You could begin by making phone calls. This is not as easy as it sounds. You may be, as I was, a bit reluctant to call someone you don’t know. Try to let go of these fears. Figure out who it is you need to influence and give them a call. Perhaps it is a town or city official, your legislators, the governor or even the president. It’s scary the first time you do it. If the person you are trying to reach is not in, leave a voice message asking them to call you back. If they don’t call you back, call again the next day. Keep calling until you have a chance to tell them how you feel about these cuts. Ask them to keep you posted on what is happening with regard to this issue. Call them back when you have new questions or concerns. Keep your calls brief and to the point.
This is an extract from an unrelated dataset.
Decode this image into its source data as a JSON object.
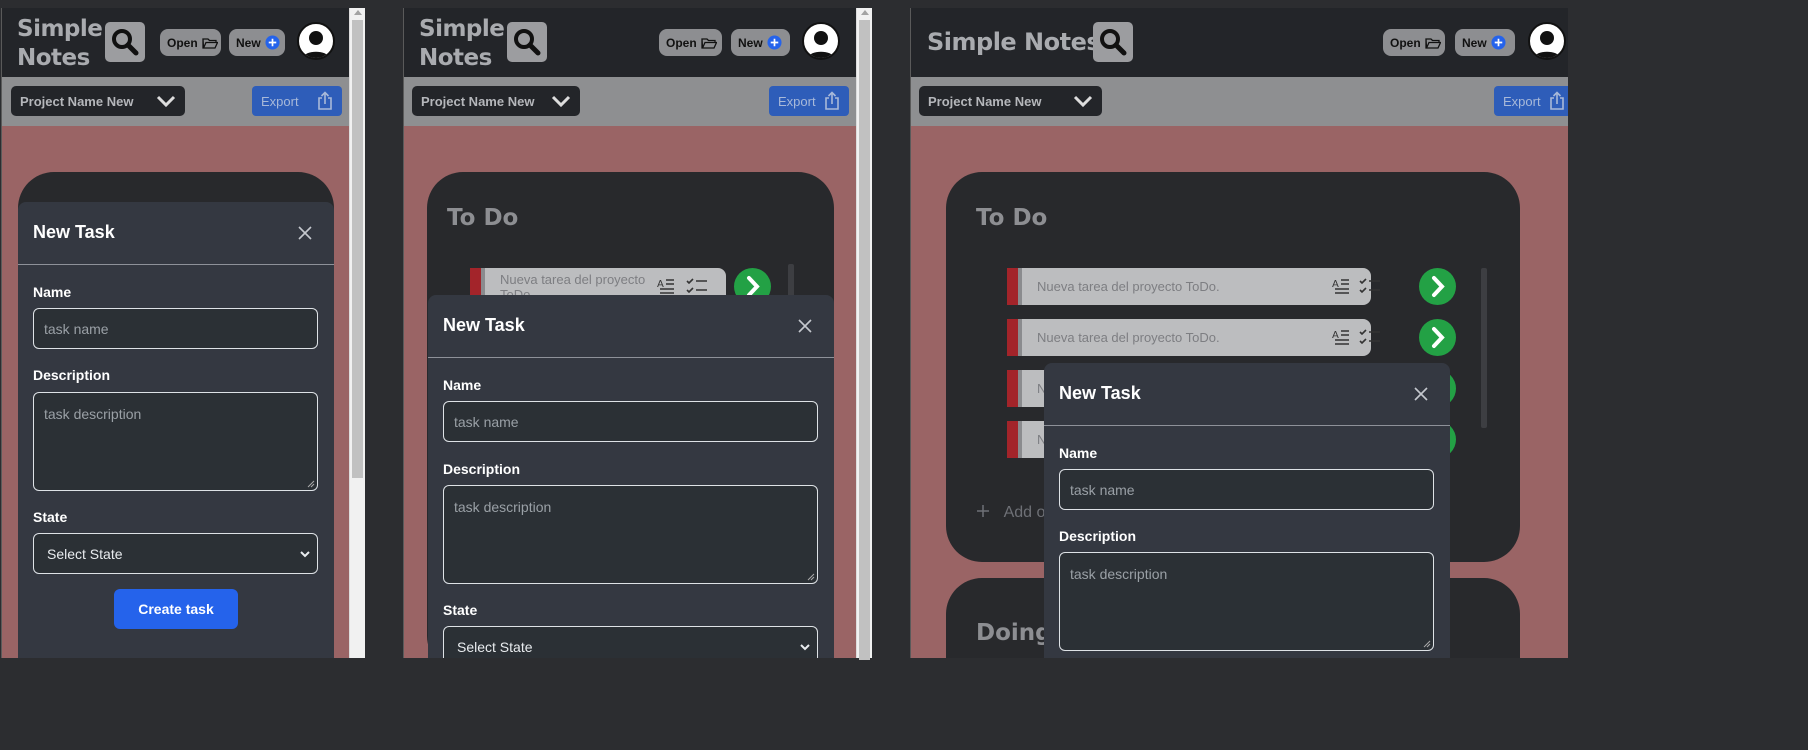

Send letters and e-mails–even if you don’t feel you are a good writer–clearly stating your case. I have been told that officials pay more attention to letters, but if all you have time for is a quick e-mail, go ahead and send it.
A fax is an excellent way to get attention. Again, make it brief and to the point. Don’t use too many words or people won’t bother to read it. For instance, if you are concerned about threatened cuts of technical assistance centers you might fax your congress people (you can get the fax numbers by calling their office) and say: Please use your influence to assure continued funding of the technical assistance center in any city, any state. This center has promoted the recovery and wellness of thousands of people at great savings to the mental health system. Or, I had not been able to hold a job for over 20 years. This center gave me needed skills. I now work over 20 hours a week. If the food stamp budget is being cut you might say: Do not cut the food stamp budget. I lived on the streets for over five years. If it weren’t for food stamps, I would have starved. I now have a good job and am able to take cae of my own needs.
Go to hearings. During the breaks, let officials know why you are there. If there is a chance for you to speak, go ahead and do it–even if you feel very scared and have butterflies in your stomach. Everyone goes through that. This is too important. Just do it. It gets easier each time you do it. Again, keep it brief and too the point. Everyone gets bored and stops listening if a person goes on for too long. Afterward, give yourself a nice treat–like lunch with a friend or night at the movies.
Perhaps someone is organizing an action of some sort–like a march to a public building or standing on a street corner with a well worded sign about the issue. Maybe you are on the committee or in charge of the committee that is organizing the action. Actions are a great way to let others know how you feel while being supported by your peers.
Avoiding winter depression is not the only benefit I have noticed of being an advocate and speaking out. I notice that my self esteem, self confidence and self respect have been all gotten a “shot in the arm”. I feel less stressed because I know I have done what I can. I have met and worked closely with many wonderful people. My circle of supporters, friends and acquaintances has grown. I feel much more connected to my community. And I have created some change in the world. All in all the payoff is great.
Mary Ellen Copeland, Ph.D. is an author, educator and mental health recovery advocate, as well as the developer of WRAP (Wellness Recovery Action Plan). To learn more about her books, such as the popular The Depression Workbook and Wellness Recovery Action Plan, her other writings, and WRAP, please visit her website, Mental Health Recovery and WRAP. Reprinted here with permission.
Copeland, M. (2016). Using Advocacy as a Self-Help Tool. Psych Central. Retrieved on February 26, 2017, from https://psychcentral.com/lib/using-advocacy-as-a-self-help-tool/